Remote blocking of a device: If you are away from your WiFi network and you get a notification, you may block the device only if you log into the web interface (app.fing.io) using a browser on your phone or another device. The screenshots above come from the Fing web interface after having logged in on my Chrome browser using my Nexus 6 phone. The device listed first in the left screenshot above was the new device. After tapping on it, I was brought to a screen that allowed me to enter a custom name and location. To block the device, I needed to tap on the menu icon (three horizontal bars) in the upper right corner of the screen and tap on the shield icon as shown in the third screenshot above.
Once the device was blocked, it was easy to tell its blocked status because it shows up in red text in the list of devices (shown in the center screenshot above). The one thing I really don’t like about the web interface is that the icons are not labeled. So after experimenting, I found that they are the following from top to bottom in the right screenshot above: the top item is the network, the avatar is the account information, the grid icon is the “Devices” list, then there’s the location icon, the search icon, the sorting icon, and the last one is the export icon (yes, from the web interface you can export the network data as a CSV, XML, or HTML file).
Even though this remote blocking process is inconvenient, at least it’s possible. It would be wonderful if they could incorporate that into the Android and iOS apps.
My Networks tab: The “My Networks” tab shows all the networks that I scanned in the past using the Fing app or all the networks that I connected a Fingbox to (left screenshot above).
Tools tab: The “Tools” tab (shown in the right screenshot above) provides me with networking tools such as Scan Services (device port scanning to detect any available services), Ping (ping a device and check the device’s response time), Traceroute (traces a packet from your computer to an Internet host, showing how many hops the packet requires and how long each hop takes), and sending a Wake on LAN command (wake up devices remotely using the Fing application).
- Keeps an inventory of all my network devices
- Notifies me about new devices and gives me the option to block them
- Provides WiFi performance analysis (WiFi Performance feature)
- Provides internet speed test (Internet Speed feature)
- Provide Bandwidth analysis data to determine bandwidth hogs and allows me to pause those devices (Bandwidth Analysis feature)
- Provides me with a list of nearby WiFi devices that may need to be monitored (Digital Fence feature)
- Provides me with a list of my network vulnerabilities (Internet Security feature)
- Allows me to schedule internet pauses for selected users (Schedule Pause feature)
- Allows me to use network tools such as scan services, ping, traceroute, or wake-on-LAN

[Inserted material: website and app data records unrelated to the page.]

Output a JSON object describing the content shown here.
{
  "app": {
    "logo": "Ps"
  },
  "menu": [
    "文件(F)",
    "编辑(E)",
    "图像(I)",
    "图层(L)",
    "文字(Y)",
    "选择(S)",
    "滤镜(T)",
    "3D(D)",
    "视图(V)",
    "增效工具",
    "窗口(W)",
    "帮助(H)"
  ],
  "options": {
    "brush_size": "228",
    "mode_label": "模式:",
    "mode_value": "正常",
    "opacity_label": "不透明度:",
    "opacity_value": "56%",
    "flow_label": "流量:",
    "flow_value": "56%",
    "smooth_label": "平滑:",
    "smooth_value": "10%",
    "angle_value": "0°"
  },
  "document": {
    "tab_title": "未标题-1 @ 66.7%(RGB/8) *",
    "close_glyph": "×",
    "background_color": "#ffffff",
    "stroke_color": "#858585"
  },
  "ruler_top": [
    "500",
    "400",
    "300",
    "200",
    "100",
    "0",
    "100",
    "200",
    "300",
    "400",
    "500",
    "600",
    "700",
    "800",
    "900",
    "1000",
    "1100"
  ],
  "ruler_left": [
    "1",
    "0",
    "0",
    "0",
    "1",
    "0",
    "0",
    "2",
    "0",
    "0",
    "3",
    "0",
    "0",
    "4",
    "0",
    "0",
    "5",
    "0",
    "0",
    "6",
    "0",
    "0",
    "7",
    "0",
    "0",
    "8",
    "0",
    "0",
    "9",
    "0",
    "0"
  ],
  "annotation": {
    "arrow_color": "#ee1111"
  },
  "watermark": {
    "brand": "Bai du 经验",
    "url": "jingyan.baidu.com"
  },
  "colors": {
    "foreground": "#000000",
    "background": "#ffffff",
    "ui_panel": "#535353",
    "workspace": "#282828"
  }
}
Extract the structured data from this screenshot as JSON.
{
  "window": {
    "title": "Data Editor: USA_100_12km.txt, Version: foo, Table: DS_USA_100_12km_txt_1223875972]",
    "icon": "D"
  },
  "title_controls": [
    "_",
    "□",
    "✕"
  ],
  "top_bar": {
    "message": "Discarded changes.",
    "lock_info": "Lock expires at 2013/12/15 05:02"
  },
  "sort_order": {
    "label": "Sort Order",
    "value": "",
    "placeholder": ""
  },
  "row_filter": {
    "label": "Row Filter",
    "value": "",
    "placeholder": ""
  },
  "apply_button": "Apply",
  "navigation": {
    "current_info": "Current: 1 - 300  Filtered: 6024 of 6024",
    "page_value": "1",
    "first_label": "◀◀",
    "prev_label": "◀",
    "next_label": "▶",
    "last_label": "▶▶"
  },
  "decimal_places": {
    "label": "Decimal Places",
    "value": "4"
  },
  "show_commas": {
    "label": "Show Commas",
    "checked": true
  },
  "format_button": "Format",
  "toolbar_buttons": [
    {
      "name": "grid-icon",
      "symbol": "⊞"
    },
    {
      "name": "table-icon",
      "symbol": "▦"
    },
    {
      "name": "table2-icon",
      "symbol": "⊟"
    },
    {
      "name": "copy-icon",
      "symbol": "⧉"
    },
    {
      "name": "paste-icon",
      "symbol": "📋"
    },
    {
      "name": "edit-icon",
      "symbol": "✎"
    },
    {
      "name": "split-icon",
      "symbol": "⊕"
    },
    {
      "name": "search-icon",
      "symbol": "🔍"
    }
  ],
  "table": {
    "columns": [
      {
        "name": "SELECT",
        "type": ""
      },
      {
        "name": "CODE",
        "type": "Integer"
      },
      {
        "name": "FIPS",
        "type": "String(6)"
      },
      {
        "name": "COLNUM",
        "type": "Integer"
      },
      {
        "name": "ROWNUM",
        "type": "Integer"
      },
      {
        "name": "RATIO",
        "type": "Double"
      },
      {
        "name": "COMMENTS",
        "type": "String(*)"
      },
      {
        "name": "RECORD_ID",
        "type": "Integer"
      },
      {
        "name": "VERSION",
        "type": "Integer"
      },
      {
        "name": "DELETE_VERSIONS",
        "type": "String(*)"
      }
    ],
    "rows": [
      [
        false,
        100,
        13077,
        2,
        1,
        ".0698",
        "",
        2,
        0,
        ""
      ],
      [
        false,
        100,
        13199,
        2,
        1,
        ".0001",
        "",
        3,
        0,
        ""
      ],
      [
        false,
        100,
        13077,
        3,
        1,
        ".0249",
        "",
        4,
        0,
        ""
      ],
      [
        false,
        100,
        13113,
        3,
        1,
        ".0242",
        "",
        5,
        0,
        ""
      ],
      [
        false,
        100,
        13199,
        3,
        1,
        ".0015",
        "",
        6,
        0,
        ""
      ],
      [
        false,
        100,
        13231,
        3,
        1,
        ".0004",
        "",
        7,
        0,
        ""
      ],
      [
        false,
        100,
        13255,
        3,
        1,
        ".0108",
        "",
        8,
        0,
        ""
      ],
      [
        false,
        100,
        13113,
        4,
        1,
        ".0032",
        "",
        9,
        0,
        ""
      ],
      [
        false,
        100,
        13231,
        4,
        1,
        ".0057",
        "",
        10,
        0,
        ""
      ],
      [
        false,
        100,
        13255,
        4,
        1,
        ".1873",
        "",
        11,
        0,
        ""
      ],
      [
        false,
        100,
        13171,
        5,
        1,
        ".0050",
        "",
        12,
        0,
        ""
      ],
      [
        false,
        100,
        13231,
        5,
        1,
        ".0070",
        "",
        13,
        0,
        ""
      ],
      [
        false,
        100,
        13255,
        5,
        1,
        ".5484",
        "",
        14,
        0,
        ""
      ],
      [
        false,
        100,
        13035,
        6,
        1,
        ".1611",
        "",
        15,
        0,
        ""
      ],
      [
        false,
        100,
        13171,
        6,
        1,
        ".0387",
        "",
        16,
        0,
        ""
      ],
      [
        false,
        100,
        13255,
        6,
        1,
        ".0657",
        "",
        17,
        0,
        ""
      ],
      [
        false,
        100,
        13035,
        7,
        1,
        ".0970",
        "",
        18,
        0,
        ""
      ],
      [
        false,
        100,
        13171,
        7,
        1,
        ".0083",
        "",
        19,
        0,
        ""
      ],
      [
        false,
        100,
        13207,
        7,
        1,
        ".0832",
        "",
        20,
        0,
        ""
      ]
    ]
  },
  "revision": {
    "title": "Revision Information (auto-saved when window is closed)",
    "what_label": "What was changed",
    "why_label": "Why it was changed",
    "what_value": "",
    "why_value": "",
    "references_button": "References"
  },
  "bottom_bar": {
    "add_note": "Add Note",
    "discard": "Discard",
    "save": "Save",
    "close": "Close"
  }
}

- Remote blocking of a device may only be accomplished through the Fing web interface (app.fing.io)
- Web interface icons are not labeled
I love the Fingbox. Network security is a daunting task for me, but the Fingbox makes it much easier. It is a wonderful hardware addition to our network and works with the Fing app to provide me with some wonderful tools to monitor and keep my network safe. I’m able to see a list of all of our devices and label them with recognizable names and I love being able to spot bandwidth hogs within our network and pausing or blocking their access to the internet. It’s wonderful being able to determine WiFi sweet spots around my home and being able to see the recent events that have occurred on our network. But I truly love having the ability to spot a new device on my network and the ability to block that person if I do not recognize the device as well as having Fingbox monitor my network for vulnerabilities so that I may address them. I highly recommend this wonderful networking security tool!!

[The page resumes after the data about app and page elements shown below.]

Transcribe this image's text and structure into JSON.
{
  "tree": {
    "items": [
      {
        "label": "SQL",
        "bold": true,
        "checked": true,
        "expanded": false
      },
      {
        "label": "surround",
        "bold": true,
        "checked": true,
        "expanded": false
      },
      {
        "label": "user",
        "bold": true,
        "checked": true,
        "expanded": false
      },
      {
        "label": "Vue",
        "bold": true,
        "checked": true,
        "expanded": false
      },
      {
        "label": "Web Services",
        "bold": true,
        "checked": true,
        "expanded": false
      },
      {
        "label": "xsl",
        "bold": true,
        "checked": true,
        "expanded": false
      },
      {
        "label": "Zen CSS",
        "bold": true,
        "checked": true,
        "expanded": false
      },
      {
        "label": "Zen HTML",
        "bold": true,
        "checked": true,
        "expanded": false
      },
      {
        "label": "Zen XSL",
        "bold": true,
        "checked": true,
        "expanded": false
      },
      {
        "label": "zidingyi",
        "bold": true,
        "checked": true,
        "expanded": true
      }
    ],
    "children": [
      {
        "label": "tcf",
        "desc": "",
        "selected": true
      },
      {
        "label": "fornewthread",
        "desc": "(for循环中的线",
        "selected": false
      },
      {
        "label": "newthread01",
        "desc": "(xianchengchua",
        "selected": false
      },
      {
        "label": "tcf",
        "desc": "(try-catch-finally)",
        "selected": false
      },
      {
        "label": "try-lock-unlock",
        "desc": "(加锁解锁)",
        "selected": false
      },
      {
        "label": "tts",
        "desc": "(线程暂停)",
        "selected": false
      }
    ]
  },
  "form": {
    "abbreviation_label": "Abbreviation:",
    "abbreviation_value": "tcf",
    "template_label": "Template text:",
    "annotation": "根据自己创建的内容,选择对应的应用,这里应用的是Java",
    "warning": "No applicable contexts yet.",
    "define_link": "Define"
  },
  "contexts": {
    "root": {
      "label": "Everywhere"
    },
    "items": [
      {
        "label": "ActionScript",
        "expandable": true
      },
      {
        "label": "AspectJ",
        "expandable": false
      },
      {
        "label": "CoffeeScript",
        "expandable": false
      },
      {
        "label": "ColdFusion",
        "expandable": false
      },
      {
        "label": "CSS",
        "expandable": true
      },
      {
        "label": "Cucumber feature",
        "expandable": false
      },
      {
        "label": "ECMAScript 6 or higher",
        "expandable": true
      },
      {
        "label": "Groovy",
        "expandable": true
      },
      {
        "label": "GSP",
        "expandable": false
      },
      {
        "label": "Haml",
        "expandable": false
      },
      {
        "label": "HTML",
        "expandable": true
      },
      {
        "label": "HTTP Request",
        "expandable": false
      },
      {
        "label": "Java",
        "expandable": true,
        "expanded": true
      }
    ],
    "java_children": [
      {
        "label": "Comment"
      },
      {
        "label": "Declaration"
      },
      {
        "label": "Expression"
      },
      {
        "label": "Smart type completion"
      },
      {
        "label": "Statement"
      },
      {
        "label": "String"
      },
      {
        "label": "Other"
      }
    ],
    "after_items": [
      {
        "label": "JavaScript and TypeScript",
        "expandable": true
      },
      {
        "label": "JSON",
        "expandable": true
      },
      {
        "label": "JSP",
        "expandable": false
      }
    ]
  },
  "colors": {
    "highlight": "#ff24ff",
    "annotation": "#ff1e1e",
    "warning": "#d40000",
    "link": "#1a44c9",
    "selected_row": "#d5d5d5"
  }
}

Price: $129.00 use the discount code: GADGETEER10 to save $10.
Where to buy: Fing or Amazon
Source: The sample used in this review was provided by Fing. Please visit their website for more information.